==== GIVEN DATA ====

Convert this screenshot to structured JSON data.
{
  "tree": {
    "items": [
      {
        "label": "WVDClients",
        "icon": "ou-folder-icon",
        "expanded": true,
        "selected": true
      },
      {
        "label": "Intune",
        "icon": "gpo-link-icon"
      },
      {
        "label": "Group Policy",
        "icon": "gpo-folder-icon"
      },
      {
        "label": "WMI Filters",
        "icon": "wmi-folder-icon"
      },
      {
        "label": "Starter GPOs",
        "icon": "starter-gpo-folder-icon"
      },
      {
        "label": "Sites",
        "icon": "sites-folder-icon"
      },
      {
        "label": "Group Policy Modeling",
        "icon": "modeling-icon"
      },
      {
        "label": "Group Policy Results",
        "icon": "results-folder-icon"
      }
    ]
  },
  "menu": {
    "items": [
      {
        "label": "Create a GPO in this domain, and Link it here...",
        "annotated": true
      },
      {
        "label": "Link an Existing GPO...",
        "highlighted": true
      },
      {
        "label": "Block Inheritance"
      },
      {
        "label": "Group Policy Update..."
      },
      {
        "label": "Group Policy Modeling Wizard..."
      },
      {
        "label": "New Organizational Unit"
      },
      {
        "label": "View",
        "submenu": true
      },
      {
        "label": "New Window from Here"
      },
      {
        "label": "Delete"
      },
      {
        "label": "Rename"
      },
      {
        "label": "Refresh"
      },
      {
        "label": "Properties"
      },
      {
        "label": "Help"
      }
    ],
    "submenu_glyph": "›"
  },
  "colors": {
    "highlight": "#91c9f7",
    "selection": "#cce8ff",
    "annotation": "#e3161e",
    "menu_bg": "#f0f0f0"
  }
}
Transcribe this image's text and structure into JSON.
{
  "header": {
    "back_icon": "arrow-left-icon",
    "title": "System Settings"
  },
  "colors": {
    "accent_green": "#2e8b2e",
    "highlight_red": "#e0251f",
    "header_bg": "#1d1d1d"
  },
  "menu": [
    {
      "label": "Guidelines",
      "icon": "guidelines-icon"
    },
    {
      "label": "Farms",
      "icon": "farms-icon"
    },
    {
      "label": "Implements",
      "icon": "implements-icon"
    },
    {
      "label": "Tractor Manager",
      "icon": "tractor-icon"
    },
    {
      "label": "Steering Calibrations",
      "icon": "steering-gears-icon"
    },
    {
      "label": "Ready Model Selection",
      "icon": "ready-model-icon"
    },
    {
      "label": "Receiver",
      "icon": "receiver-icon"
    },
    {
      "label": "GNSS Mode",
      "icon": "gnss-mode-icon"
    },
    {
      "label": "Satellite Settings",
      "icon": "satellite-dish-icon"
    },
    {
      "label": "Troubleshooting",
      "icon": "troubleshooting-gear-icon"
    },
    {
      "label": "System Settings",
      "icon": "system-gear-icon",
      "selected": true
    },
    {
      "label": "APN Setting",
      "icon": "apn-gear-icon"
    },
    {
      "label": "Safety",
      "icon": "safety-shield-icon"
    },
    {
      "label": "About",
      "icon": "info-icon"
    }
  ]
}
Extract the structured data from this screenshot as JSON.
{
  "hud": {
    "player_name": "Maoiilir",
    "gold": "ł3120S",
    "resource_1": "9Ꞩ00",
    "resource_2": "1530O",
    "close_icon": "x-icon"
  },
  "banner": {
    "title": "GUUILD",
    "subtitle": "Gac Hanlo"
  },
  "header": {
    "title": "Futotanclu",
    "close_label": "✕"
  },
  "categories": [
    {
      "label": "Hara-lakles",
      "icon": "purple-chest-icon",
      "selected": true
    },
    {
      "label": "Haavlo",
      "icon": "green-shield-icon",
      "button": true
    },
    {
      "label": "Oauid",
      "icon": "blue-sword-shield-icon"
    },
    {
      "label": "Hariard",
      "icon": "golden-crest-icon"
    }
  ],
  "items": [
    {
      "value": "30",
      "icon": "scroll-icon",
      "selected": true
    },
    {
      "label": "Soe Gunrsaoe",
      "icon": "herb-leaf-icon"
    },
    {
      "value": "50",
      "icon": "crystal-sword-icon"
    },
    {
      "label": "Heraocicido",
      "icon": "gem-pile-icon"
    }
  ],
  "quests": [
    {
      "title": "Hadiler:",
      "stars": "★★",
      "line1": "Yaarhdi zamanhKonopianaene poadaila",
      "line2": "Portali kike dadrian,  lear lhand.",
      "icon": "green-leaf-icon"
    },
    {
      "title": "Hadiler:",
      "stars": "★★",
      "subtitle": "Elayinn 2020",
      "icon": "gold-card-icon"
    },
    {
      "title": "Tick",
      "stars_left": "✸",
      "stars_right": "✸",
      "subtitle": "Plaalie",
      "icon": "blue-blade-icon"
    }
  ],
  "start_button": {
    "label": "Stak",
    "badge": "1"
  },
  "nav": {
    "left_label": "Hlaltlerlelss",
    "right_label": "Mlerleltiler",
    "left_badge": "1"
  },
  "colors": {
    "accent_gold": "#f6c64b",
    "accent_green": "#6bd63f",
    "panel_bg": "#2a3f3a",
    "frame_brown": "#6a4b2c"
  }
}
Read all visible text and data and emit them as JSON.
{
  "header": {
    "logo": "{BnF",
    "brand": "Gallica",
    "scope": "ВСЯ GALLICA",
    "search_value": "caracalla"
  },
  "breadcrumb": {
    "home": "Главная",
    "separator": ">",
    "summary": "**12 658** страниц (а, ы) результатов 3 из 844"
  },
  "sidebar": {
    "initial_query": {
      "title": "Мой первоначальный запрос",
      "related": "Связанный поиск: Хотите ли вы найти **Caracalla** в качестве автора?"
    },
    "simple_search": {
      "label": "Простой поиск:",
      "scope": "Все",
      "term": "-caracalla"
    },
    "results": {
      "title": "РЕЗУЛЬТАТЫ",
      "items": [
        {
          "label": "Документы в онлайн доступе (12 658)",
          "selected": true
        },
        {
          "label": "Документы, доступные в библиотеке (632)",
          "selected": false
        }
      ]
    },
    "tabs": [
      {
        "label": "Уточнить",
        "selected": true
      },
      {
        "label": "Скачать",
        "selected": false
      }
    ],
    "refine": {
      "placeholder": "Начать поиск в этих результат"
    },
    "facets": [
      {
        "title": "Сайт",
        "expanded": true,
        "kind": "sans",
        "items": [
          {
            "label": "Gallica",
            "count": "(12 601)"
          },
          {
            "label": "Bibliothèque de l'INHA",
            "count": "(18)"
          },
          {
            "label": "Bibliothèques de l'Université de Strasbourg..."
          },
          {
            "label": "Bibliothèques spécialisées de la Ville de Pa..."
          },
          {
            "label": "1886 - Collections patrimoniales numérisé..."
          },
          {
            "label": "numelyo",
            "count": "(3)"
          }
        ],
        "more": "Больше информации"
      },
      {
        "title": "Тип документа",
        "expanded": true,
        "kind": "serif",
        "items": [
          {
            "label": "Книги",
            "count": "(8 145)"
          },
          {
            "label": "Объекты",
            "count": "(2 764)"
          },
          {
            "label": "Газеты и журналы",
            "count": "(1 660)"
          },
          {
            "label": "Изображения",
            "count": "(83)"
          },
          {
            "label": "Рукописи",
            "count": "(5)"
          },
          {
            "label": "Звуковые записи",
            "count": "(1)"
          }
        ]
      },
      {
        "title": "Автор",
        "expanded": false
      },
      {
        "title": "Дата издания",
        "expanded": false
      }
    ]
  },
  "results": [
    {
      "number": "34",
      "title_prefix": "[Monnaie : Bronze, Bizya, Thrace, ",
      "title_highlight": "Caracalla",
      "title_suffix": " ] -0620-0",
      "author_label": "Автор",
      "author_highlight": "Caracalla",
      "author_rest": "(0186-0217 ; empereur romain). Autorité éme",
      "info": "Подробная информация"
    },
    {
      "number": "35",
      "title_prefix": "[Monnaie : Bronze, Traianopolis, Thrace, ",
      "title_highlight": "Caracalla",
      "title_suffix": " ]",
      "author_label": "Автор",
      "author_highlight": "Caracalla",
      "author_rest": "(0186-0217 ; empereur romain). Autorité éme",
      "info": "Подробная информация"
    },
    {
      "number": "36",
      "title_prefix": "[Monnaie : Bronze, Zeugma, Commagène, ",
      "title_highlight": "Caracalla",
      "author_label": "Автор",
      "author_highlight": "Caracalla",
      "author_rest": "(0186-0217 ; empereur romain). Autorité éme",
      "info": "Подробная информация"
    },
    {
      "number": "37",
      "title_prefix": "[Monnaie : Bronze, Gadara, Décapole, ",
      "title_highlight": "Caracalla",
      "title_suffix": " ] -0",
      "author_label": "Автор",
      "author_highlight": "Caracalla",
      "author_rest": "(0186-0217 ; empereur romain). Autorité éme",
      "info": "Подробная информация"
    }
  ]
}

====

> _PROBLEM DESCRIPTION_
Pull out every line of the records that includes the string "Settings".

> _SOLUTION TO THIS PROBLEM_
    "title": "System Settings"
      "label": "Satellite Settings",
      "label": "System Settings",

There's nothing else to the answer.